- We managed to develop a comprehensive control concept for the overall field laboratory that allows for a safe and efficient operation on LHT’s Hamburg base and the adjacent premises of Hamburg Airport.
- We gained a lot of valuable experience with what is required to obtain the operating permit from the regulatory bodies.
How is predictive maintenance being used within the digital twin of the A320?
The digital twin of the HAL, which was mainly designed by the German Aerospace Center, allows us to significantly broaden the parameters of the various research tasks. Once it is validated against the practical research in the field laboratory, it allows the researchers to try out a multitude of parameters in a short amount of time where the real asset would need lengthy modifications for only one adjusted parameter. This increases productivity and, in certain use cases, the virtual/digital level significantly broadens the knowledge that can be gained. Predictive maintenance, i.e., the timely prediction of hydrogen component failures and their prophylactic replacement, can be one aspect in this regard. Elements of artificial intelligence are used, for example, in smart hydrogen sensors that have some sort of self-learning capabilities regarding their calibration and adjustment of the necessary check intervals.
There has been growing aviation industry interest in hydrogen technology. What industry feedback are you getting from Lufthansa Technik’s customers? Does it seem like the technology is gaining traction?
Given the comparably long research horizon, that might a bit early to tell but, generally, we have received positive feedback that we are evaluating the technology at such an early stage, and especially that we also are looking at it from the MRO and ground handling perspective. Our customers are equally eager to learn more about this potential future gamechanger.
As the use of hydrogen will affect not only the aircraft design but also the required ground infrastructure, customers at a certain point in time might have to look at the possible purchase of hydrogen-powered aircraft from more directions than just the aircraft data to make an informed decision. In this regard, we hope the HAL can deliver some valuable insights not only for aircraft designers and operators, but for all stakeholders that will have to deal with the technology in the future, for a simple reason: To fully leverage hydrogen’s beneficial impact on the aviation industry’s sustainability efforts, hydrogen-powered aircraft need to achieve a sufficient market penetration. Therefore, we must make sure that as many stakeholders as possible can safely and efficiently operate the technology.

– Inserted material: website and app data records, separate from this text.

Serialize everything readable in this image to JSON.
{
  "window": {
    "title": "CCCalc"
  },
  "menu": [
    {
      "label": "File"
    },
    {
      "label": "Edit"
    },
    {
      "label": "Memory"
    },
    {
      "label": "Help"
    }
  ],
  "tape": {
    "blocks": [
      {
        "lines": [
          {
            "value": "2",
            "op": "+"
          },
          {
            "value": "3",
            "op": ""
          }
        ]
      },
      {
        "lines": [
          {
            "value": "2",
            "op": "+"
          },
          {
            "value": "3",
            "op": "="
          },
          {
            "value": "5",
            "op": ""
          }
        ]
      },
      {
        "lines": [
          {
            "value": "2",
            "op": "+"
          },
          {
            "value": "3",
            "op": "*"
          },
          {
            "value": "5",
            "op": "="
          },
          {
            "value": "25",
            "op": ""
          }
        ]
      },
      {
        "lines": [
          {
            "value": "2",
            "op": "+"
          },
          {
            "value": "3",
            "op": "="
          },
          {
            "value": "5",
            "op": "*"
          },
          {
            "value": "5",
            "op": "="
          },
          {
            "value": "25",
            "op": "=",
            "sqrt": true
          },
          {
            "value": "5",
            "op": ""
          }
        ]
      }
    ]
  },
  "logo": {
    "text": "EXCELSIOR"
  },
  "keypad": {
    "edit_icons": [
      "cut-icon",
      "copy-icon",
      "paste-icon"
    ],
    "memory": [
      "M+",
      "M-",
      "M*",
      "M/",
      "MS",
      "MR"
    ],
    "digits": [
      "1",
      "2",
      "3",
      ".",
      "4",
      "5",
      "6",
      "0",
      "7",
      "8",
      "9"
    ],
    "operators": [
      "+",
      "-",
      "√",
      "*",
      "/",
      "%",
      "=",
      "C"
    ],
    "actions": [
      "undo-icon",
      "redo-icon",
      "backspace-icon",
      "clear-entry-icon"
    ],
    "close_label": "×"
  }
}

What are your predictions for the growth of hydrogen technology over the next decade? Do you expect more MRO companies to get involved?
The European Union targets net zero CO2 emissions by 2050. With an envisioned market readiness from 2035 onwards, hydrogen could play an important role in this, both via direct combustion in a turbine and via conversion to electricity in a fuel cell to supply (fully or hybrid) electric propulsion. Due to its higher energy density than Jet-A and a lower Global Warming Potential of up to 55% (Jet A: 310%, SAF: 185%), hydrogen appears one promising option for achieving the industry's long-term climate goals.

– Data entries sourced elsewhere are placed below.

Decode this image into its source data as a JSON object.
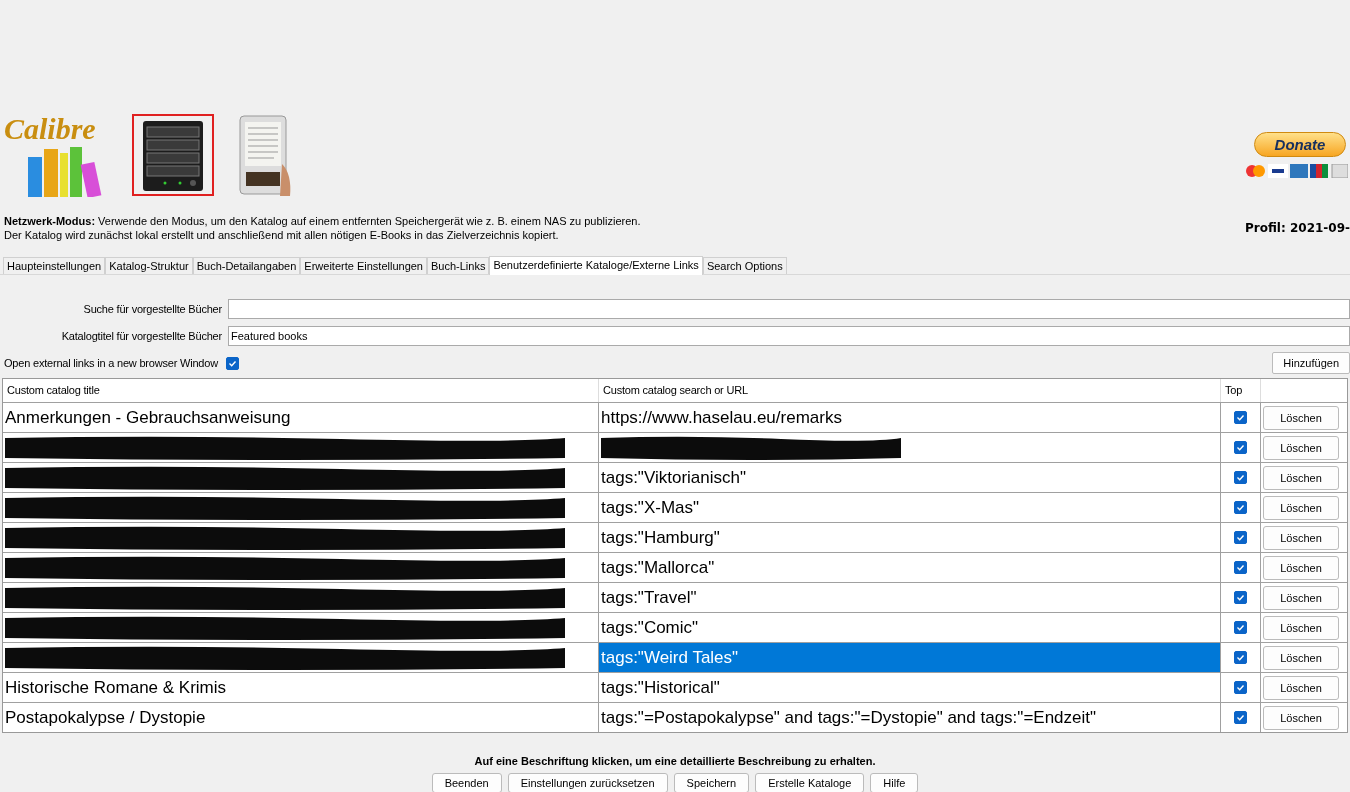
{
  "header": {
    "logo_text": "Calibre",
    "modes": [
      {
        "kind": "nas",
        "selected": true
      },
      {
        "kind": "reader",
        "selected": false
      }
    ],
    "donate": "Donate",
    "profile": "Profil: 2021-09-"
  },
  "description": {
    "text": "**Netzwerk-Modus:** Verwende den Modus, um den Katalog auf einem entfernten Speichergerät wie z. B. einem NAS zu publizieren.",
    "text2": "Der Katalog wird zunächst lokal erstellt und anschließend mit allen nötigen E-Books in das Zielverzeichnis kopiert."
  },
  "tabs": [
    {
      "label": "Haupteinstellungen",
      "selected": false
    },
    {
      "label": "Katalog-Struktur",
      "selected": false
    },
    {
      "label": "Buch-Detailangaben",
      "selected": false
    },
    {
      "label": "Erweiterte Einstellungen",
      "selected": false
    },
    {
      "label": "Buch-Links",
      "selected": false
    },
    {
      "label": "Benutzerdefinierte Kataloge/Externe Links",
      "selected": true
    },
    {
      "label": "Search Options",
      "selected": false
    }
  ],
  "form": {
    "search_label": "Suche für vorgestellte Bücher",
    "title_label": "Katalogtitel für vorgestellte Bücher",
    "title_value": "Featured books",
    "external_label": "Open external links in a new browser Window",
    "external_checked": true,
    "add_button": "Hinzufügen"
  },
  "table": {
    "columns": [
      "Custom catalog title",
      "Custom catalog search or URL",
      "Top"
    ],
    "rows": [
      {
        "title": "Anmerkungen - Gebrauchsanweisung",
        "url": "https://www.haselau.eu/remarks",
        "top": true,
        "selected": false,
        "delete": "Löschen"
      },
      {
        "title_redacted": true,
        "url_redacted": true,
        "top": true,
        "selected": false,
        "delete": "Löschen"
      },
      {
        "title_redacted": true,
        "url": "tags:\"Viktorianisch\"",
        "top": true,
        "selected": false,
        "delete": "Löschen"
      },
      {
        "title_redacted": true,
        "url": "tags:\"X-Mas\"",
        "top": true,
        "selected": false,
        "delete": "Löschen"
      },
      {
        "title_redacted": true,
        "url": "tags:\"Hamburg\"",
        "top": true,
        "selected": false,
        "delete": "Löschen"
      },
      {
        "title_redacted": true,
        "url": "tags:\"Mallorca\"",
        "top": true,
        "selected": false,
        "delete": "Löschen"
      },
      {
        "title_redacted": true,
        "url": "tags:\"Travel\"",
        "top": true,
        "selected": false,
        "delete": "Löschen"
      },
      {
        "title_redacted": true,
        "url": "tags:\"Comic\"",
        "top": true,
        "selected": false,
        "delete": "Löschen"
      },
      {
        "title_redacted": true,
        "url": "tags:\"Weird Tales\"",
        "top": true,
        "selected": true,
        "delete": "Löschen"
      },
      {
        "title": "Historische Romane & Krimis",
        "url": "tags:\"Historical\"",
        "top": true,
        "selected": false,
        "delete": "Löschen"
      },
      {
        "title": "Postapokalypse / Dystopie",
        "url": "tags:\"=Postapokalypse\" and tags:\"=Dystopie\" and tags:\"=Endzeit\"",
        "top": true,
        "selected": false,
        "delete": "Löschen"
      }
    ]
  },
  "hint": "Auf eine Beschriftung klicken, um eine detaillierte Beschreibung zu erhalten.",
  "buttons": [
    "Beenden",
    "Einstellungen zurücksetzen",
    "Speichern",
    "Erstelle Kataloge",
    "Hilfe"
  ]
}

And not just in our (aviation) industry. We already see significant investments being made in the technology and infrastructure (e.g. European Hydrogen Backbone) for hydrogen in various other industries and countries. I can well imagine the aviation industry following suit once the general technical foundation is laid. Laying this foundation for aviation is one of the goals of the HAL. Once a critical market penetration is reached, every MRO will have to deal with the technology to stay competitive. At LHT, the HAL thus also helps us to stay ahead of the competition.

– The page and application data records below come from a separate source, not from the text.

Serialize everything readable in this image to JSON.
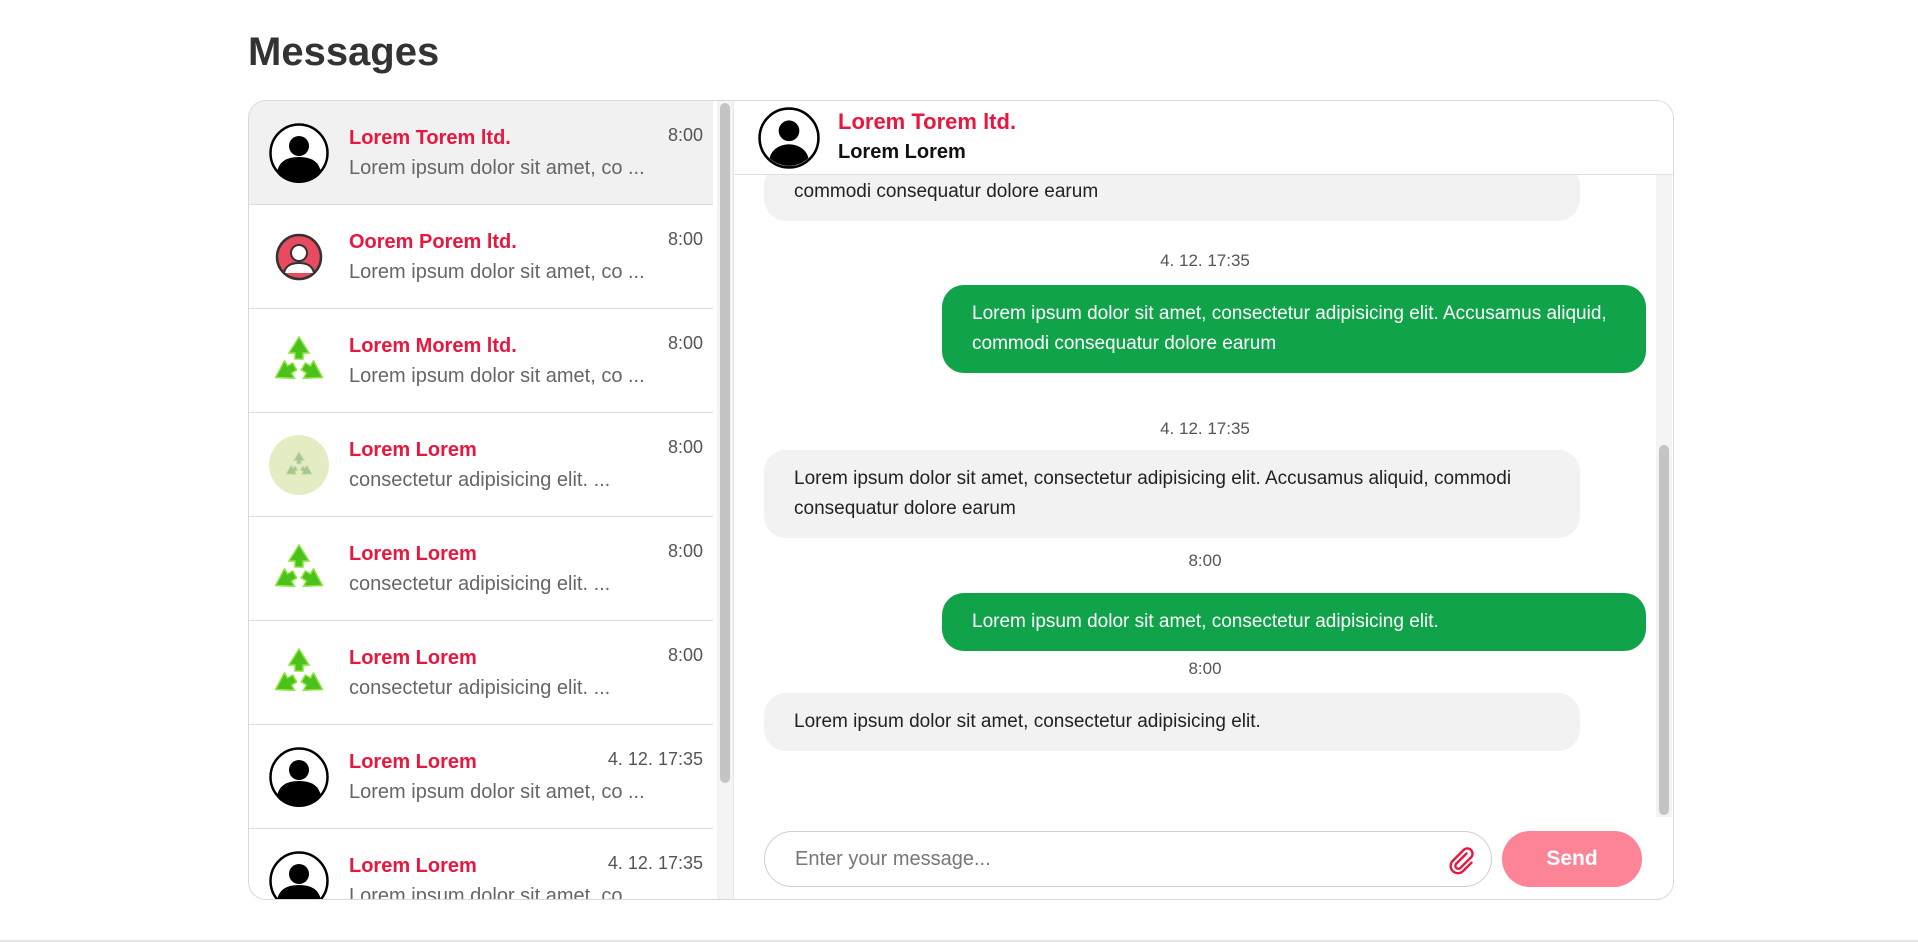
{
  "page": {
    "title": "Messages"
  },
  "conversations": [
    {
      "name": "Lorem Torem ltd.",
      "time": "8:00",
      "preview": "Lorem ipsum dolor sit amet, co ...",
      "avatar": "person-silhouette-icon",
      "active": true
    },
    {
      "name": "Oorem Porem ltd.",
      "time": "8:00",
      "preview": "Lorem ipsum dolor sit amet, co ...",
      "avatar": "user-circle-red-icon"
    },
    {
      "name": "Lorem Morem ltd.",
      "time": "8:00",
      "preview": "Lorem ipsum dolor sit amet, co ...",
      "avatar": "recycle-icon"
    },
    {
      "name": "Lorem Lorem",
      "time": "8:00",
      "preview": "consectetur adipisicing elit. ...",
      "avatar": "recycle-faded-icon"
    },
    {
      "name": "Lorem Lorem",
      "time": "8:00",
      "preview": "consectetur adipisicing elit. ...",
      "avatar": "recycle-icon"
    },
    {
      "name": "Lorem Lorem",
      "time": "8:00",
      "preview": "consectetur adipisicing elit. ...",
      "avatar": "recycle-icon"
    },
    {
      "name": "Lorem Lorem",
      "time": "4. 12. 17:35",
      "preview": "Lorem ipsum dolor sit amet, co ...",
      "avatar": "person-silhouette-icon"
    },
    {
      "name": "Lorem Lorem",
      "time": "4. 12. 17:35",
      "preview": "Lorem ipsum dolor sit amet, co ...",
      "avatar": "person-silhouette-icon"
    }
  ],
  "chat": {
    "company": "Lorem Torem ltd.",
    "contact": "Lorem Lorem",
    "messages": [
      {
        "type": "in",
        "text": "commodi consequatur dolore earum"
      },
      {
        "type": "stamp",
        "text": "4. 12. 17:35"
      },
      {
        "type": "out",
        "text": "Lorem ipsum dolor sit amet, consectetur adipisicing elit. Accusamus aliquid, commodi consequatur dolore earum"
      },
      {
        "type": "stamp",
        "text": "4. 12. 17:35"
      },
      {
        "type": "in",
        "text": "Lorem ipsum dolor sit amet, consectetur adipisicing elit. Accusamus aliquid, commodi consequatur dolore earum"
      },
      {
        "type": "stamp",
        "text": "8:00"
      },
      {
        "type": "out",
        "text": "Lorem ipsum dolor sit amet, consectetur adipisicing elit."
      },
      {
        "type": "stamp",
        "text": "8:00"
      },
      {
        "type": "in",
        "text": "Lorem ipsum dolor sit amet, consectetur adipisicing elit."
      }
    ]
  },
  "composer": {
    "placeholder": "Enter your message...",
    "value": "",
    "send_label": "Send",
    "attach_icon": "paperclip-icon"
  },
  "colors": {
    "accent_red": "#e8173f",
    "send_button": "#fd8396",
    "outgoing_bubble": "#11a34a",
    "incoming_bubble": "#f2f2f2"
  }
}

To find out more about the potential future of hydrogen and its impact on the aftermarket, make sure not to miss the “Sustainability Part 1: The potential of hydrogen and electric” session on Oct. 17 at MRO Europe in Amsterdam.